In the Name of Love (Olivia Lamasan, 2011) June 25, 2011Posted by Richard Bolisay in Asian Films, Dance, Noypi.
Directed by Olivia Lamasan
Written by Olivia Lamasan, Enrico Santos
Cast: Aga Muhlach, Angel Locsin, Jake Cuenca
What pisses me off after watching In the Name of Love is that there is completely no effort to make it a good film. From start to finish we are treated like leeches, the producers expecting us to suck any preposterous turn of plot or display of utter dumbness they offer to us. Its obnoxiousness is full of wonders; it piles up scene after scene, flashback after flashback, becoming more prodigious once the motives of each character are revealed. Sometimes I pity myself for believing that the movie could possibly recover from its rubbishness.
Aga Muhlach and Angel Locsin do not only lack chemistry; they also lack the ability to persuade us that they are actors. People should stop spreading the word that Aga is a great actor because clearly he isn’t. Even in his celebrated movies (Miguelito: Ang Batang Rebelde, Bagets, Sana Maulit Muli), he is recognized mostly for his charm and not for the depth of his performances. In this film he has neither. On the other hand, when Phil Younghusband said in an interview that Angel is a terrific dancer, there is a possibility that he just wanted to score a blowjob. Because really: Angel is a hideous pole dancer, she has no idea what sensuality is, and her acting looks so awfully rehearsed she comes across as someone who deliberately mocks her so-called maturity. Jake Cuenca, at the very least, does not disappoint; his mere presence in the movie is strong proof that it is going to be bad.

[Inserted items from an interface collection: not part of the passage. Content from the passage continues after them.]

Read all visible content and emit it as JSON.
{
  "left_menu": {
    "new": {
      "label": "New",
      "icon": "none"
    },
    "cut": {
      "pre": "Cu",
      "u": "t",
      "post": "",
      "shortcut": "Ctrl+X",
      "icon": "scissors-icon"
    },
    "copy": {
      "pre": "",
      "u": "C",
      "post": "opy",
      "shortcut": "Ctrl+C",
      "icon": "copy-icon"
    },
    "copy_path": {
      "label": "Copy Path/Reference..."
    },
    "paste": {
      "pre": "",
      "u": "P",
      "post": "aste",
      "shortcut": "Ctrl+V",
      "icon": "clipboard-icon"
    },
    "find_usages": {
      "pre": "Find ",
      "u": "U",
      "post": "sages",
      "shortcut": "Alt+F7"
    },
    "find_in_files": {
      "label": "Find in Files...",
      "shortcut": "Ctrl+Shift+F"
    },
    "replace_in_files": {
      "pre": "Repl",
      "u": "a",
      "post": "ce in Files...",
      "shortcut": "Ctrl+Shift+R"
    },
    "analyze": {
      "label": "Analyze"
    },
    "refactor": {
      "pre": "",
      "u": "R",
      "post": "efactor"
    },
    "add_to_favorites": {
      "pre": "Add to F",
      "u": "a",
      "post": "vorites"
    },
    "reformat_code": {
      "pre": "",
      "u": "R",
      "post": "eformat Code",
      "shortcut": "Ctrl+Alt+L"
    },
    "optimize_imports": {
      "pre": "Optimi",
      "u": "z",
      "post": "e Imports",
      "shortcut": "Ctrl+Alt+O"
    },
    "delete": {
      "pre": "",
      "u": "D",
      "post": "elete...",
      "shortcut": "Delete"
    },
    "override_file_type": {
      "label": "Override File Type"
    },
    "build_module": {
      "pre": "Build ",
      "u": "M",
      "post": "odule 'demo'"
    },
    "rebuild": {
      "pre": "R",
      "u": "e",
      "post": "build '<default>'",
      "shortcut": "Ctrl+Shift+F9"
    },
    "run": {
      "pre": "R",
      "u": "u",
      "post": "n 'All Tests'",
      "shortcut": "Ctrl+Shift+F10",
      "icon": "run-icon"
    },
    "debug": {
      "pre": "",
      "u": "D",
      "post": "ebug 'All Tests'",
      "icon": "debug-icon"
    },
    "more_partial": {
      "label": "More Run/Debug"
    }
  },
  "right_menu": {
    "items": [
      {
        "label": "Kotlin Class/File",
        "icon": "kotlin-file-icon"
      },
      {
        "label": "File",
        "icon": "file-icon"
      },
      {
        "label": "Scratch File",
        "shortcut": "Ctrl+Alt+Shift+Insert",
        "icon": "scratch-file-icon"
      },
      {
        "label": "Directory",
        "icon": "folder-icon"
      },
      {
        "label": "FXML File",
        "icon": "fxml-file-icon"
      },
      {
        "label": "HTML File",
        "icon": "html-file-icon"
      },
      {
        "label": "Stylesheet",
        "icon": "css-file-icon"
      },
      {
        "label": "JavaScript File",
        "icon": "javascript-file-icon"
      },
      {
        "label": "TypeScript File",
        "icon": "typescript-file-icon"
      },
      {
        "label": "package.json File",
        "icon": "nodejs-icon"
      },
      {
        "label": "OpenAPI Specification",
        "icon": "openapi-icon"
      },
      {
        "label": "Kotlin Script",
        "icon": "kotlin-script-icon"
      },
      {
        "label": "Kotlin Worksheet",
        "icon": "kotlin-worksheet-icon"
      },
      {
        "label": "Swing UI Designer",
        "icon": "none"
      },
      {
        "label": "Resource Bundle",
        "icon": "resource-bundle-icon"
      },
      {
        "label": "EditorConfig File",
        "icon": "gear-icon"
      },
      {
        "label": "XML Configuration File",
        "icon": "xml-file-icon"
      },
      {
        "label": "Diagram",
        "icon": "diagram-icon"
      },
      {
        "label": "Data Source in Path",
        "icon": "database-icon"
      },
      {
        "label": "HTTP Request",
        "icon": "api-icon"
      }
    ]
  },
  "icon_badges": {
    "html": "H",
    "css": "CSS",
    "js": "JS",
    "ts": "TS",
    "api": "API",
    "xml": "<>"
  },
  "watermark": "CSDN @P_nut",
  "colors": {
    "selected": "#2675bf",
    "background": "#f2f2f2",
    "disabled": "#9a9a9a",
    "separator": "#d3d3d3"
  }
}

Frankly, what do we have here? The attempt at social relevance does not hold water, the confrontations are hilariously staged, the lines are unbearable (“Hindi kita iniwan. Mas pinili ko lang mamatay para mabuhay ka!”), the music is ugly, and to top it off, Olivia Lamasan does not know how straight people make love (or have sex). Remember Jean Renoir’s famous quote from The Rules of the Game, “The terrible thing about this world is that everyone has his reasons”? The characters from In the Name of Love and the people who created them are either sick in the head or just plain gormless: their reasons are all terrible. The ending confirms that.